Is there anything else you wish to share with us?
Through CTS I was involved in typing (using a typewriter) the manuscript sent to the printer of the first book about IISc’s history, In Pursuit of Excellence: A History of the Indian Institute of Science by BV Subbarayappa. Many versions were prepared and whenever the author sent us corrections, we (myself and Mr Fernandez from CTS) had to retype those pages on the typewriter. Mr Janardhan used to take Xerox copies. We are thankful to the author for acknowledging us in his book.

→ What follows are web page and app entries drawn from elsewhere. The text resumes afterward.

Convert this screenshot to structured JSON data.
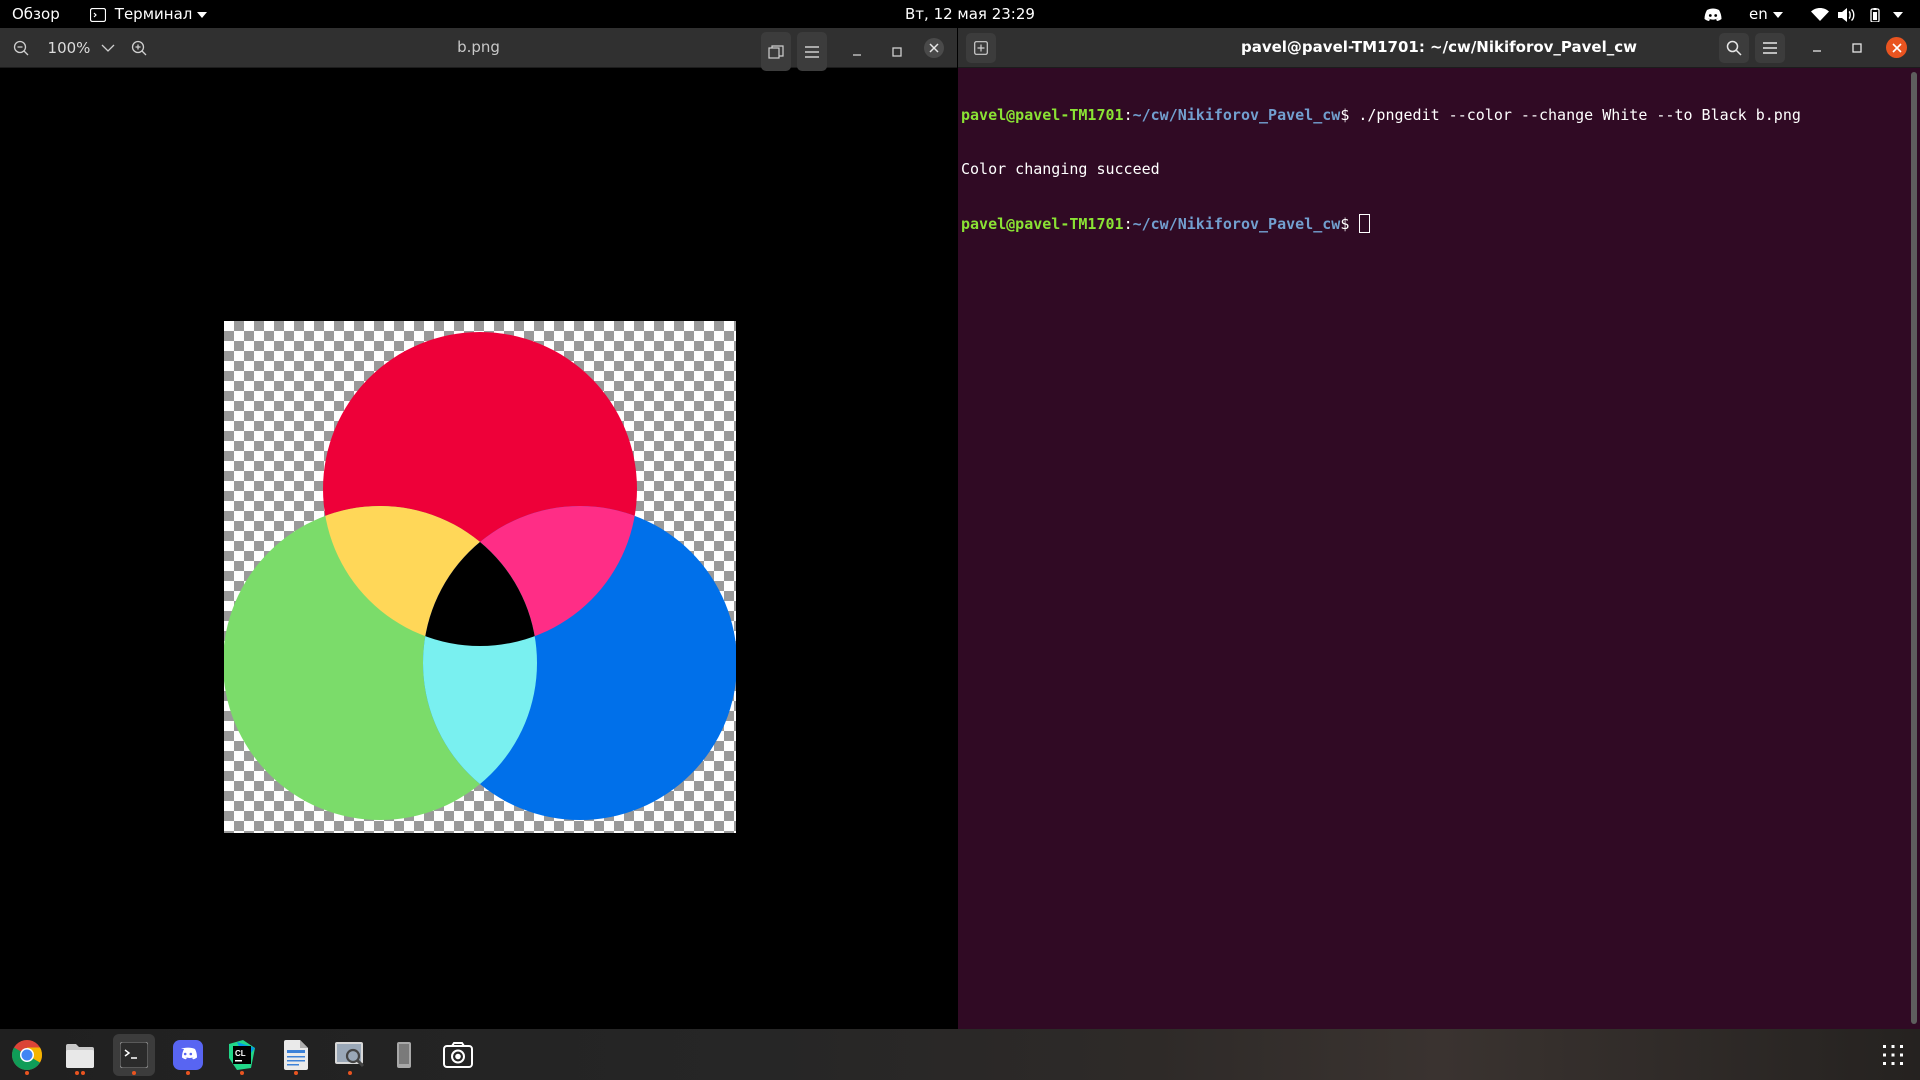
{
  "topbar": {
    "activities": "Обзор",
    "app_menu": "Терминал",
    "clock": "Вт, 12 мая  23:29",
    "language": "en"
  },
  "viewer": {
    "zoom": "100%",
    "title": "b.png"
  },
  "terminal": {
    "title": "pavel@pavel-TM1701: ~/cw/Nikiforov_Pavel_cw",
    "lines": [
      {
        "user": "pavel@pavel-TM1701",
        "sep": ":",
        "path": "~/cw/Nikiforov_Pavel_cw",
        "sym": "$ ",
        "cmd": "./pngedit --color --change White --to Black b.png"
      },
      {
        "text": "Color changing succeed"
      },
      {
        "user": "pavel@pavel-TM1701",
        "sep": ":",
        "path": "~/cw/Nikiforov_Pavel_cw",
        "sym": "$ ",
        "cmd": ""
      }
    ]
  },
  "image_colors": {
    "red": "#ee0039",
    "green": "#7bdc6a",
    "blue": "#0070ea",
    "yellow": "#ffd758",
    "magenta": "#ff2d86",
    "cyan": "#79f0f0",
    "center": "#000000"
  },
  "dock": {
    "apps": [
      "chrome-icon",
      "files-icon",
      "terminal-icon",
      "discord-icon",
      "clion-icon",
      "text-editor-icon",
      "image-viewer-icon",
      "device-icon",
      "screenshot-icon"
    ],
    "grid": "show-applications-icon"
  }
}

Working at the Institute gave us recognition, which I experienced during a visit abroad. In a shopping mall, seeing me wearing a saree, somebody called me over to find out where I am from and showed me a picture of the IISc Main Building to find out whether I can recognise it. When I told him that I was working at that place, he was very happy and stood up to show his respect for the Institute.
I am thankful to my family, especially my father-in-law who supported and encouraged me to join this temple of education. I was promoted to Superintendent and took voluntary retirement in 2002, in the first group of people to avail themselves of the Special Voluntary Retirement Scheme (SVRS).
How do you spend your time after retirement?
I keep myself busy. I was the first woman Board Member of the Pensioner’s Association, IISc, and served for 10 years. I have developed a new concept of designing Vedic games basing on our epics to create awareness about our culture, and this has become my hobby. I am also interested in summarising
books, aimed at inculcating a reading habit among children. I have around 10 books on distinguished people, spiritual readings, etc. For example, a book on Dr BR Ambedkar, which had more than 200 pages, was condensed to 15 pages. I also worked on a book on Sir M Visvesvaraya, and after reading the smaller version, children in our neighbourhood were impressed and wanted to visit his birthplace in Muddenahalli, which we did.